Upon reflection, nothing was burning. Nothing was about to explode. Nothing was bearing down on the school.

And, while I think I did I fairly good job addressing each (you would have to ask the people I work with if that particular assessment is accurate), I know now that I could have taken a breath or two or twenty before jumping in. Sometimes, when I jump in, I take people with me. That can lead to feelings of chaos which are perceptions of reality, not reality.

I have to be most careful with these types of situations in the future.

And this: I remain amazed at all the people working so hard for our students. There is no way to thank them adequately for all the work they do, for the servants they are, but I sure as heck am going to try.

A Journal of the First Year | One

(L) 1994      (R) 2018


It is my intention to share some reflections on the highs, the lows, the excitement, the routine, the successes, the failures and everything in between which I experience the course of the next 10 – 12 months, my first months as a full-time principal of a high school.  Writing this journal will help me grow. Reading it may make you laugh… 


16 | August | 2018

Today is the first day that students are in classes at Mullen High School in Denver, Colorado and, in the lead up to this morning, I have had trouble containing myself. For the past 10 days, I have engaged in an Instagram countdown to today, sharing my excitement and feeling good about doing so.

As it turned out, some of our students who happened to see the posts referred to the enterprise as the “Saddest Countdown Ever.”

Perspective is so important, is it not?

Here is one thing I have quickly learned as a principal: you are only as good as the person who really runs the office and, in my case, I am blessed to work with someone who is compassionate, confident and beyond competent. She knows more about this place and how it functions than I and she is more than willing to share. She also anticipates needs I have never considered and she does everything she is asked. And more. I told her last week that she is some kind of Main Office Magician.
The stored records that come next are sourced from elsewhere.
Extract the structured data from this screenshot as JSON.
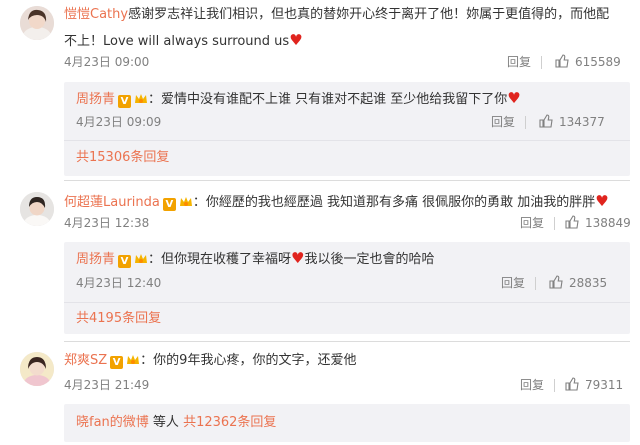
{
  "comments": [
    {
      "name": "愷愷Cathy",
      "text_line1": "感谢罗志祥让我们相识，但也真的替妳开心终于离开了他！妳属于更值得的，而他配",
      "text_line2": "不上！Love will always surround us",
      "date": "4月23日 09:00",
      "reply_label": "回复",
      "likes": "615589",
      "reply": {
        "name": "周扬青",
        "text": "：爱情中没有谁配不上谁 只有谁对不起谁 至少他给我留下了你",
        "date": "4月23日 09:09",
        "reply_label": "回复",
        "likes": "134377"
      },
      "reply_count": "共15306条回复"
    },
    {
      "name": "何超蓮Laurinda",
      "text": "：你經歷的我也經歷過 我知道那有多痛 很佩服你的勇敢 加油我的胖胖",
      "date": "4月23日 12:38",
      "reply_label": "回复",
      "likes": "138849",
      "reply": {
        "name": "周扬青",
        "text_a": "：但你現在收穫了幸福呀",
        "text_b": "我以後一定也會的哈哈",
        "date": "4月23日 12:40",
        "reply_label": "回复",
        "likes": "28835"
      },
      "reply_count": "共4195条回复"
    },
    {
      "name": "郑爽SZ",
      "text": "：你的9年我心疼，你的文字，还爱他",
      "date": "4月23日 21:49",
      "reply_label": "回复",
      "likes": "79311",
      "reply_summary_name": "晓fan的微博",
      "reply_summary_text": " 等人 ",
      "reply_count": "共12362条回复"
    }
  ],
  "badges": {
    "v": "V"
  },
  "icons": {
    "heart": "♥",
    "like": "thumbs-up-icon",
    "crown": "crown-icon"
  },
  "colors": {
    "name": "#eb7350",
    "meta": "#808080",
    "reply_bg": "#f2f2f5",
    "heart": "#e0241e",
    "v_badge": "#f2a200"
  }
}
So lucky…

As we begin these first days of class, beyond being excited, I find myself most grateful. I am grateful to our faculty and staff, especially our new educators. I am grateful to those who work at Mullen who are not in classrooms. What they do to get the school ready for students is amazing. I am grateful to the parents who send their treasured children to us. They trust us to help their kids on their journeys and that is a tremendous responsibility and one that I want to keep in the forefront of my mind daily.

And I am grateful to the students of Mullen High School. Hey, it is all about you. YOU are why we do what we do here. We serve you to help you learn, to help you grow in your relationship with God and with others, to help along the road of becoming.

It is an awesome (carefully chosen and right word here) task.

There are so many people at Mullen High School who know more than I do, and not just about this place. They know more about teaching, counseling, administrating. I have been the beneficiary of their knowledge and I am humbled by it. I want and need to continue learning, listening and leaning in. I must commit to these actions as a first year principal. There is, perhaps, nothing more important…

I have had conversation-after-conversation that shared the same heart: a focus on what is best for our students. I am so hopeful that I can continue to have those kinds of conversations. I am so hopeful that the results of those conversations serve our kids.

I am so impressed by the people with whom I work. So very impressed.

Oh, and did I mention I am excited for the first day of class?

These last weeks have taught me a few things and they have reinforced others.

  • We can never thank people enough for their amazing work.
  • We are better when we work together than apart.
  • I will make (have made) many mistakes.
  • I have to own them and learn from them.
  • Professional development meetings (the dreaded Back-to-School Meetings) can be (must be?) improved – changed to reflect the very 21st century learning standards we are teaching our students.
  • I am LOVING this work…